What you have to do –
All of the data that follows is to be written out exactly, with images excluded.

Data records –
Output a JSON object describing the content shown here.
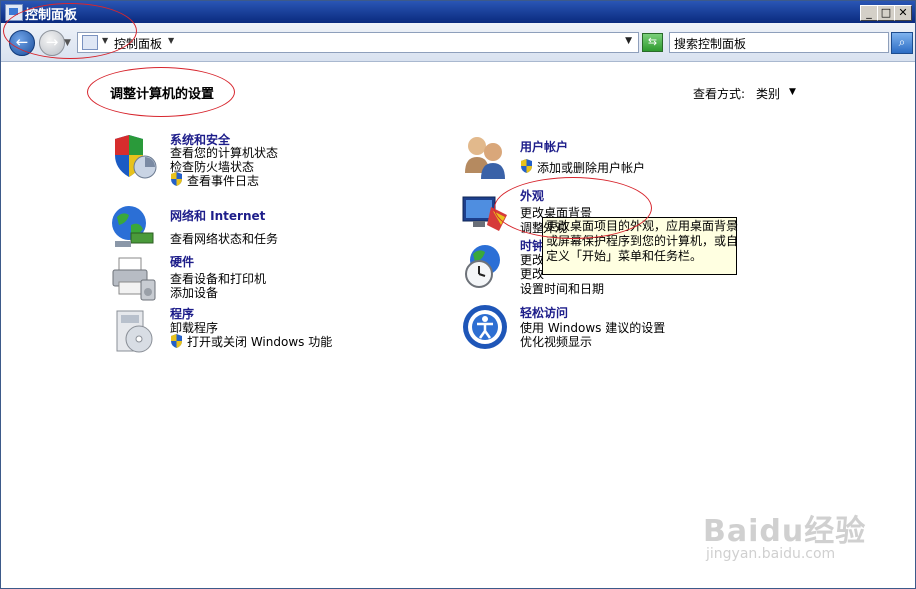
{
  "window": {
    "title": "控制面板"
  },
  "address": {
    "path": "控制面板",
    "search_placeholder": "搜索控制面板"
  },
  "header": {
    "heading": "调整计算机的设置",
    "view_label": "查看方式:",
    "view_value": "类别"
  },
  "categories": {
    "system": {
      "title": "系统和安全",
      "links": [
        "查看您的计算机状态",
        "检查防火墙状态",
        "查看事件日志"
      ]
    },
    "network": {
      "title": "网络和 Internet",
      "links": [
        "查看网络状态和任务"
      ]
    },
    "hardware": {
      "title": "硬件",
      "links": [
        "查看设备和打印机",
        "添加设备"
      ]
    },
    "programs": {
      "title": "程序",
      "links": [
        "卸载程序",
        "打开或关闭 Windows 功能"
      ]
    },
    "users": {
      "title": "用户帐户",
      "links": [
        "添加或删除用户帐户"
      ]
    },
    "appearance": {
      "title": "外观",
      "links": [
        "更改桌面背景",
        "调整",
        "外观"
      ]
    },
    "clock": {
      "title": "时钟",
      "links": [
        "更改",
        "更改",
        "设置时间和日期"
      ]
    },
    "ease": {
      "title": "轻松访问",
      "links": [
        "使用 Windows 建议的设置",
        "优化视频显示"
      ]
    }
  },
  "tooltip": {
    "lines": [
      "更改桌面项目的外观，应用桌面背景",
      "或屏幕保护程序到您的计算机，或自",
      "定义「开始」菜单和任务栏。"
    ]
  },
  "watermark": {
    "brand": "Baidu经验",
    "url": "jingyan.baidu.com"
  }
}
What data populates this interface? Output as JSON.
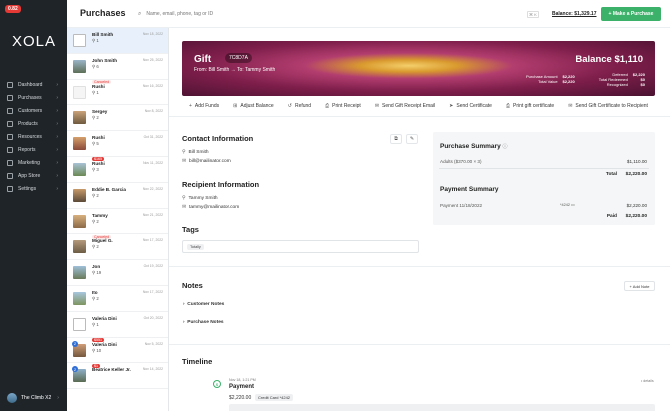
{
  "sidebar": {
    "badge": "0.82",
    "logo": "XOLA",
    "items": [
      {
        "label": "Dashboard",
        "icon": "dashboard-icon"
      },
      {
        "label": "Purchases",
        "icon": "purchases-icon"
      },
      {
        "label": "Customers",
        "icon": "customers-icon"
      },
      {
        "label": "Products",
        "icon": "products-icon"
      },
      {
        "label": "Resources",
        "icon": "resources-icon"
      },
      {
        "label": "Reports",
        "icon": "reports-icon"
      },
      {
        "label": "Marketing",
        "icon": "marketing-icon"
      },
      {
        "label": "App Store",
        "icon": "app-store-icon"
      },
      {
        "label": "Settings",
        "icon": "settings-icon"
      }
    ],
    "account": "The Climb X2"
  },
  "header": {
    "title": "Purchases",
    "search_placeholder": "Name, email, phone, tag or ID",
    "kbd": "⌘ K",
    "balance": "Balance: $1,329.17",
    "make_purchase": "+ Make a Purchase"
  },
  "list": [
    {
      "name": "Bill Smith",
      "count": "1",
      "date": "Nov 18, 2022",
      "selected": true
    },
    {
      "name": "John Smith",
      "count": "6",
      "date": "Nov 25, 2022",
      "tag": "Canceled",
      "tagType": "cancel"
    },
    {
      "name": "Rushi",
      "count": "1",
      "date": "Nov 16, 2022"
    },
    {
      "name": "Sergey",
      "count": "2",
      "date": "Nov 8, 2022"
    },
    {
      "name": "Rushi",
      "count": "5",
      "date": "Oct 31, 2022",
      "tag": "$165",
      "tagType": "red"
    },
    {
      "name": "Rushi",
      "count": "3",
      "date": "Nov 11, 2022"
    },
    {
      "name": "Eddie B. Garcia",
      "count": "2",
      "date": "Nov 22, 2022"
    },
    {
      "name": "Tammy",
      "count": "2",
      "date": "Nov 21, 2022",
      "tag": "Canceled",
      "tagType": "cancel"
    },
    {
      "name": "Miguel G.",
      "count": "2",
      "date": "Nov 17, 2022"
    },
    {
      "name": "Jon",
      "count": "19",
      "date": "Oct 19, 2022"
    },
    {
      "name": "Ito",
      "count": "2",
      "date": "Nov 17, 2022"
    },
    {
      "name": "Valeria Dini",
      "count": "1",
      "date": "Oct 20, 2022",
      "tag": "$551",
      "tagType": "red"
    },
    {
      "name": "Valeria Dini",
      "count": "10",
      "date": "Nov 5, 2022",
      "tag": "$1",
      "tagType": "red",
      "nbadge": "2"
    },
    {
      "name": "Beatrice Keller Jr.",
      "count": "",
      "date": "Nov 14, 2022",
      "nbadge": "2"
    }
  ],
  "banner": {
    "title": "Gift",
    "code": "7C8D7A",
    "from": "From: Bill Smith",
    "to": "To: Tammy Smith",
    "balance": "Balance $1,110",
    "purchase_amount_label": "Purchase Amount",
    "purchase_amount": "$2,220",
    "total_value_label": "Total Value",
    "total_value": "$2,220",
    "deferred_label": "Deferred",
    "deferred": "$2,220",
    "total_redeemed_label": "Total Redeemed",
    "total_redeemed": "$0",
    "recognized_label": "Recognized",
    "recognized": "$0"
  },
  "actions": [
    {
      "label": "Add Funds",
      "icon": "plus-icon"
    },
    {
      "label": "Adjust Balance",
      "icon": "adjust-icon"
    },
    {
      "label": "Refund",
      "icon": "refund-icon"
    },
    {
      "label": "Print Receipt",
      "icon": "print-icon"
    },
    {
      "label": "Send Gift Receipt Email",
      "icon": "email-icon"
    },
    {
      "label": "Send Certificate",
      "icon": "send-icon"
    },
    {
      "label": "Print gift certificate",
      "icon": "print-icon"
    },
    {
      "label": "Send Gift Certificate to Recipient",
      "icon": "email-icon"
    }
  ],
  "contact": {
    "title": "Contact Information",
    "name": "Bill Smith",
    "email": "bill@mailinator.com"
  },
  "recipient": {
    "title": "Recipient Information",
    "name": "Tammy Smith",
    "email": "tammy@mailinator.com"
  },
  "tags": {
    "title": "Tags",
    "items": [
      "Totally"
    ]
  },
  "summary": {
    "title": "Purchase Summary",
    "line_label": "Adults ($370.00 × 3)",
    "line_value": "$1,110.00",
    "total_label": "Total",
    "total_value": "$2,220.00",
    "payment_title": "Payment Summary",
    "payment_label": "Payment 11/18/2022",
    "payment_card": "*4242",
    "payment_value": "$2,220.00",
    "paid_label": "Paid",
    "paid_value": "$2,220.00"
  },
  "notes": {
    "title": "Notes",
    "add": "+ Add Note",
    "customer": "Customer Notes",
    "purchase": "Purchase Notes"
  },
  "timeline": {
    "title": "Timeline",
    "date": "Nov 18, 1:21 PM",
    "event": "Payment",
    "amount": "$2,220.00",
    "card": "Credit Card *4242",
    "more": "• details"
  }
}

Answer to this problem –
Output a JSON object describing the content shown here.
{
  "window": {
    "title": "控制面板"
  },
  "address": {
    "path": "控制面板",
    "search_placeholder": "搜索控制面板"
  },
  "header": {
    "heading": "调整计算机的设置",
    "view_label": "查看方式:",
    "view_value": "类别"
  },
  "categories": {
    "system": {
      "title": "系统和安全",
      "links": [
        "查看您的计算机状态",
        "检查防火墙状态",
        "查看事件日志"
      ]
    },
    "network": {
      "title": "网络和 Internet",
      "links": [
        "查看网络状态和任务"
      ]
    },
    "hardware": {
      "title": "硬件",
      "links": [
        "查看设备和打印机",
        "添加设备"
      ]
    },
    "programs": {
      "title": "程序",
      "links": [
        "卸载程序",
        "打开或关闭 Windows 功能"
      ]
    },
    "users": {
      "title": "用户帐户",
      "links": [
        "添加或删除用户帐户"
      ]
    },
    "appearance": {
      "title": "外观",
      "links": [
        "更改桌面背景",
        "调整",
        "外观"
      ]
    },
    "clock": {
      "title": "时钟",
      "links": [
        "更改",
        "更改",
        "设置时间和日期"
      ]
    },
    "ease": {
      "title": "轻松访问",
      "links": [
        "使用 Windows 建议的设置",
        "优化视频显示"
      ]
    }
  },
  "tooltip": {
    "lines": [
      "更改桌面项目的外观，应用桌面背景",
      "或屏幕保护程序到您的计算机，或自",
      "定义「开始」菜单和任务栏。"
    ]
  },
  "watermark": {
    "brand": "Baidu经验",
    "url": "jingyan.baidu.com"
  }
}
What data populates this interface? Output as JSON.
{
  "sidebar": {
    "badge": "0.82",
    "logo": "XOLA",
    "items": [
      {
        "label": "Dashboard",
        "icon": "dashboard-icon"
      },
      {
        "label": "Purchases",
        "icon": "purchases-icon"
      },
      {
        "label": "Customers",
        "icon": "customers-icon"
      },
      {
        "label": "Products",
        "icon": "products-icon"
      },
      {
        "label": "Resources",
        "icon": "resources-icon"
      },
      {
        "label": "Reports",
        "icon": "reports-icon"
      },
      {
        "label": "Marketing",
        "icon": "marketing-icon"
      },
      {
        "label": "App Store",
        "icon": "app-store-icon"
      },
      {
        "label": "Settings",
        "icon": "settings-icon"
      }
    ],
    "account": "The Climb X2"
  },
  "header": {
    "title": "Purchases",
    "search_placeholder": "Name, email, phone, tag or ID",
    "kbd": "⌘ K",
    "balance": "Balance: $1,329.17",
    "make_purchase": "+ Make a Purchase"
  },
  "list": [
    {
      "name": "Bill Smith",
      "count": "1",
      "date": "Nov 18, 2022",
      "selected": true
    },
    {
      "name": "John Smith",
      "count": "6",
      "date": "Nov 25, 2022",
      "tag": "Canceled",
      "tagType": "cancel"
    },
    {
      "name": "Rushi",
      "count": "1",
      "date": "Nov 16, 2022"
    },
    {
      "name": "Sergey",
      "count": "2",
      "date": "Nov 8, 2022"
    },
    {
      "name": "Rushi",
      "count": "5",
      "date": "Oct 31, 2022",
      "tag": "$165",
      "tagType": "red"
    },
    {
      "name": "Rushi",
      "count": "3",
      "date": "Nov 11, 2022"
    },
    {
      "name": "Eddie B. Garcia",
      "count": "2",
      "date": "Nov 22, 2022"
    },
    {
      "name": "Tammy",
      "count": "2",
      "date": "Nov 21, 2022",
      "tag": "Canceled",
      "tagType": "cancel"
    },
    {
      "name": "Miguel G.",
      "count": "2",
      "date": "Nov 17, 2022"
    },
    {
      "name": "Jon",
      "count": "19",
      "date": "Oct 19, 2022"
    },
    {
      "name": "Ito",
      "count": "2",
      "date": "Nov 17, 2022"
    },
    {
      "name": "Valeria Dini",
      "count": "1",
      "date": "Oct 20, 2022",
      "tag": "$551",
      "tagType": "red"
    },
    {
      "name": "Valeria Dini",
      "count": "10",
      "date": "Nov 5, 2022",
      "tag": "$1",
      "tagType": "red",
      "nbadge": "2"
    },
    {
      "name": "Beatrice Keller Jr.",
      "count": "",
      "date": "Nov 14, 2022",
      "nbadge": "2"
    }
  ],
  "banner": {
    "title": "Gift",
    "code": "7C8D7A",
    "from": "From: Bill Smith",
    "to": "To: Tammy Smith",
    "balance": "Balance $1,110",
    "purchase_amount_label": "Purchase Amount",
    "purchase_amount": "$2,220",
    "total_value_label": "Total Value",
    "total_value": "$2,220",
    "deferred_label": "Deferred",
    "deferred": "$2,220",
    "total_redeemed_label": "Total Redeemed",
    "total_redeemed": "$0",
    "recognized_label": "Recognized",
    "recognized": "$0"
  },
  "actions": [
    {
      "label": "Add Funds",
      "icon": "plus-icon"
    },
    {
      "label": "Adjust Balance",
      "icon": "adjust-icon"
    },
    {
      "label": "Refund",
      "icon": "refund-icon"
    },
    {
      "label": "Print Receipt",
      "icon": "print-icon"
    },
    {
      "label": "Send Gift Receipt Email",
      "icon": "email-icon"
    },
    {
      "label": "Send Certificate",
      "icon": "send-icon"
    },
    {
      "label": "Print gift certificate",
      "icon": "print-icon"
    },
    {
      "label": "Send Gift Certificate to Recipient",
      "icon": "email-icon"
    }
  ],
  "contact": {
    "title": "Contact Information",
    "name": "Bill Smith",
    "email": "bill@mailinator.com"
  },
  "recipient": {
    "title": "Recipient Information",
    "name": "Tammy Smith",
    "email": "tammy@mailinator.com"
  },
  "tags": {
    "title": "Tags",
    "items": [
      "Totally"
    ]
  },
  "summary": {
    "title": "Purchase Summary",
    "line_label": "Adults ($370.00 × 3)",
    "line_value": "$1,110.00",
    "total_label": "Total",
    "total_value": "$2,220.00",
    "payment_title": "Payment Summary",
    "payment_label": "Payment 11/18/2022",
    "payment_card": "*4242",
    "payment_value": "$2,220.00",
    "paid_label": "Paid",
    "paid_value": "$2,220.00"
  },
  "notes": {
    "title": "Notes",
    "add": "+ Add Note",
    "customer": "Customer Notes",
    "purchase": "Purchase Notes"
  },
  "timeline": {
    "title": "Timeline",
    "date": "Nov 18, 1:21 PM",
    "event": "Payment",
    "amount": "$2,220.00",
    "card": "Credit Card *4242",
    "more": "• details"
  }
}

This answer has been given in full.